On a spring afternoon in 1985 in Gary, Indiana, a fifteen-year-old girl kills an elderly woman in a violent home invasion. In a city with a history of racial tensions and white flight, the girl, Paula Cooper, is Black, and her victim, Ruth Pelke, is white and a beloved Bible teacher. The press swoops in. When Paula is sentenced to death, no one decries the impending execution of a tenth grader. But the tide begins to shift when the victim's grandson Bill forgives the girl, against the wishes of his family, and campaigns to spare her life. This tragedy in a midwestern steel town soon reverberates across the United States and around the world--reaching as far away as the Vatican--as newspapers cover the story on their front pages and millions sign petitions in support of Paula. As Paula waits on death row, her fate sparks a debate that not only animates legal circles but raises vital questions about the value of human life: What are we demanding when we call for justice? Is forgiveness an act of desperation or of profound bravery? As Bill and Paula's friendship deepens, and as Bill discovers others who have chosen to forgive after terrible violence, their story asks us to consider what radical acts of empathy we might be capable of. In Seventy Times Seven, Alex Mar weaves an unforgettable narrative of an act of violence and its aftermath. This is a story about the will to live--to survive, to grow, to change--and about what we are willing to accept as justice. Tirelessly researched and told with intimacy and precision, this book brings a haunting chapter in the history of our criminal justice system to astonishing life.
Alex Mar is the author of Witches of America, which was a New York Times Notable Book of 2015. Her work has appeared in New York Magazine, Wired, The New York Times Book Review, and The Guardian, among many other outlets, as well as The Best American Magazine Writing. She was a finalist for the National Magazine Award in Feature Writing in 2018. She is also the director of the feature-length documentary American Mystic. She lives in the Hudson Valley and New York City.

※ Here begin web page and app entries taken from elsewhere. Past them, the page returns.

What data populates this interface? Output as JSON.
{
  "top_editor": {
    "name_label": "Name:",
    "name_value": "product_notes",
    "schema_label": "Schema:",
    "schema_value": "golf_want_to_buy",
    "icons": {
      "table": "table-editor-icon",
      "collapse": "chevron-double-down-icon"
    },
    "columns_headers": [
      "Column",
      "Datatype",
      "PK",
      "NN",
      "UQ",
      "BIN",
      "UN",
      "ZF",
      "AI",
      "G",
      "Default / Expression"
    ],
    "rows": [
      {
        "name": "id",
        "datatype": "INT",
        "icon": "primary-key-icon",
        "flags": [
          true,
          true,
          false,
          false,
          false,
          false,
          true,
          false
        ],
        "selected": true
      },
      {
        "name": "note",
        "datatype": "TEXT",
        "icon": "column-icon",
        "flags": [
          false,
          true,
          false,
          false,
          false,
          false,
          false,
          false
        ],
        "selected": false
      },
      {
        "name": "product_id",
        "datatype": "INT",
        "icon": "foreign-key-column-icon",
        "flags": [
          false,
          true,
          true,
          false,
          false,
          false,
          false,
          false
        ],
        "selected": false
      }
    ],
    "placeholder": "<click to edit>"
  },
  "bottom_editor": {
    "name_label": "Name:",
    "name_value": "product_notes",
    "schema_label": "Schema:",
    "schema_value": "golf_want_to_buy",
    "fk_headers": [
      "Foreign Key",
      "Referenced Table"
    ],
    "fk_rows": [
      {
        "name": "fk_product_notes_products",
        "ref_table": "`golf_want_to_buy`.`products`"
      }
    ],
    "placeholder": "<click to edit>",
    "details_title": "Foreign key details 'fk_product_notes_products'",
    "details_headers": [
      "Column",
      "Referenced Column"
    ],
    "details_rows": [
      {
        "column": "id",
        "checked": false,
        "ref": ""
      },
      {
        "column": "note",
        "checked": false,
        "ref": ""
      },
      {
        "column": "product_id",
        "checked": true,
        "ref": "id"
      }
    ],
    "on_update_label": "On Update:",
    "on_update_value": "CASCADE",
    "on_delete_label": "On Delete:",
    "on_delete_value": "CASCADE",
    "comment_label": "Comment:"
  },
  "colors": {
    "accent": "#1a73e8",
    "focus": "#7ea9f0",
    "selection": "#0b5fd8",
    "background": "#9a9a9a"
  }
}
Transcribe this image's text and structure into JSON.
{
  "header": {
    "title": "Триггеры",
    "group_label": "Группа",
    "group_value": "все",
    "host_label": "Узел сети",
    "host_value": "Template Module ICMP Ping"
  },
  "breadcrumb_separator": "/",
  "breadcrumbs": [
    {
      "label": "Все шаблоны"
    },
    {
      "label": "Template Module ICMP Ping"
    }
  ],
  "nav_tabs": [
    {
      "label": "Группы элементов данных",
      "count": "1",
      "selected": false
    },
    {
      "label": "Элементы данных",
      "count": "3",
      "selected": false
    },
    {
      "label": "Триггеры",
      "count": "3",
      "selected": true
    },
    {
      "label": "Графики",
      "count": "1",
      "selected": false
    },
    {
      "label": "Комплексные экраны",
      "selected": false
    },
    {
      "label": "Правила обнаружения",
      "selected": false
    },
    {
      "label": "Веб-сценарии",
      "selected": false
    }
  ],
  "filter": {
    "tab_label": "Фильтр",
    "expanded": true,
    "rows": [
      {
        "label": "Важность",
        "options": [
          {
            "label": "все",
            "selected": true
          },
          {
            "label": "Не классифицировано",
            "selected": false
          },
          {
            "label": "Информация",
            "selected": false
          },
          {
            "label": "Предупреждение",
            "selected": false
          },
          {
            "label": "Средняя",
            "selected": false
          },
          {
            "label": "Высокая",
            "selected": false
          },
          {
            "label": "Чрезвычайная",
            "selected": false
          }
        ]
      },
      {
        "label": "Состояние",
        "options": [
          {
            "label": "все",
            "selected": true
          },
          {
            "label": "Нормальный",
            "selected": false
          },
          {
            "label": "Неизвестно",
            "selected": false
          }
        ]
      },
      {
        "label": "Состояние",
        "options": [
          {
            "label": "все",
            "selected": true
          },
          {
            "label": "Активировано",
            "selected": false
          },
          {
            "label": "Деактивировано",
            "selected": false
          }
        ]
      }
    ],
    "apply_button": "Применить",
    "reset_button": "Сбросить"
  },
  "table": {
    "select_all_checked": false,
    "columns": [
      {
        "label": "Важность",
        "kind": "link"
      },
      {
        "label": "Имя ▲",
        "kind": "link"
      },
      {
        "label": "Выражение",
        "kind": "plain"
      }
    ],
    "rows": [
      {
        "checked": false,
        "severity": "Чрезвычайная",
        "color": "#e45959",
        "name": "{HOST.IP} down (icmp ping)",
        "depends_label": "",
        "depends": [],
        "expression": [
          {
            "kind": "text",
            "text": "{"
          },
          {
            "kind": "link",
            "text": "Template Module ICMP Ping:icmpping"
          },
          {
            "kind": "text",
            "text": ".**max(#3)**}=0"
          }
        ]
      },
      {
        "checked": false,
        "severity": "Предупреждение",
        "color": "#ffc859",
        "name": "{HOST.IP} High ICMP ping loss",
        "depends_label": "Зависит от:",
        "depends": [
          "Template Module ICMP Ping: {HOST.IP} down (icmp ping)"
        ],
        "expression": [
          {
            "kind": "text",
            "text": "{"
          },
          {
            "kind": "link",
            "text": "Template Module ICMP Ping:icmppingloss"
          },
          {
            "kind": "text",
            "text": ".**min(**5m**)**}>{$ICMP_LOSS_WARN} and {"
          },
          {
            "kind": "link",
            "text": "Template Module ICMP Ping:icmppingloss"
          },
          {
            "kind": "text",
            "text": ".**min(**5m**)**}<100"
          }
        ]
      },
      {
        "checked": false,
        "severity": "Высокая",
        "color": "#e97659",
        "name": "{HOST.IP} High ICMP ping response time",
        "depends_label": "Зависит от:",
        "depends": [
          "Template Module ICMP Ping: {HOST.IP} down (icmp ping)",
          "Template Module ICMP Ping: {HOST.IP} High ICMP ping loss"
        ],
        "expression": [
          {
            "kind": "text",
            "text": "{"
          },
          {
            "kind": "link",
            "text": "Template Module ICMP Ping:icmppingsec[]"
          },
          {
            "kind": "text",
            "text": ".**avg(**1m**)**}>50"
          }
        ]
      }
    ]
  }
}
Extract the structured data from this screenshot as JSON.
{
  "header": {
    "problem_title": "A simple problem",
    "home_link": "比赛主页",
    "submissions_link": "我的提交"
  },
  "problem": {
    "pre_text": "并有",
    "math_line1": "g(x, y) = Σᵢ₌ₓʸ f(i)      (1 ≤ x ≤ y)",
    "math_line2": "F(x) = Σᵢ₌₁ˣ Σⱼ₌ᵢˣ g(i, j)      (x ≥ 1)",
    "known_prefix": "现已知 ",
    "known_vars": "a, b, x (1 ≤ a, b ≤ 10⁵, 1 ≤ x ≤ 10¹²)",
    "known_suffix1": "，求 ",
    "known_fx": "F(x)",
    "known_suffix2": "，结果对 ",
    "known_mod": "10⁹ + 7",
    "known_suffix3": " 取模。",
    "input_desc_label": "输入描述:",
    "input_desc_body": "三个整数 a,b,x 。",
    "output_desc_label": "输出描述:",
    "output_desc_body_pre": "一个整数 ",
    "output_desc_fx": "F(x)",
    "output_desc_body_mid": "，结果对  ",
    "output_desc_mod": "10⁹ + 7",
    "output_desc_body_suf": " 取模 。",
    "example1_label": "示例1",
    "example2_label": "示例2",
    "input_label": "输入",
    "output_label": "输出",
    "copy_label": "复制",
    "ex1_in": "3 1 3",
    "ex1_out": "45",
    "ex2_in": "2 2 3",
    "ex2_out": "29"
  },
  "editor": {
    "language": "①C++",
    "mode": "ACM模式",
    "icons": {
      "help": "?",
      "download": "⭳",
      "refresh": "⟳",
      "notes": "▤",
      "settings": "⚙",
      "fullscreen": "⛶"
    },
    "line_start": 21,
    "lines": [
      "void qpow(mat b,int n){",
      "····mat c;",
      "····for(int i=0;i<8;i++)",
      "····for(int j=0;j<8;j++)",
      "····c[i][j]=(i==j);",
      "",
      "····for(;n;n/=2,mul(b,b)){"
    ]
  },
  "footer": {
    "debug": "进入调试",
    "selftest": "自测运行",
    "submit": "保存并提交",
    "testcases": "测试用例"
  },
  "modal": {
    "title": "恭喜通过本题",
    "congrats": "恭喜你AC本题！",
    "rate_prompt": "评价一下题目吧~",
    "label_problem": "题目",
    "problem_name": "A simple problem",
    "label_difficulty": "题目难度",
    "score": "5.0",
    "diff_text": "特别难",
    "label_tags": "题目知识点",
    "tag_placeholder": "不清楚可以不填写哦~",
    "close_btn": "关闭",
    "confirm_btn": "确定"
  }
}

Mar will be in conversation with Tope Folarin. Folarin is a Nigerian-American writer based in Washington DC. He serves as Director of the Institute for Policy Studies and the Lannan Visiting Lecturer in Creative Writing at Georgetown University. He is the recipient of the Caine Prize for African Writing, the Whiting Award for Fiction, and a fellowship from the National Endowment for the Arts, among other awards. Tope also serves as a board member of the Avalon Theater in Washington DC, the Vice President of the Board of the Pen/Faulkner Foundation, and as a member of the President’s Council of Pathfinder. He was educated at Morehouse College and the University of Oxford, where he earned two Masters degrees as a Rhodes Scholar. His debut novel, A Particular Kind of Black Man, was published by Simon & Schuster.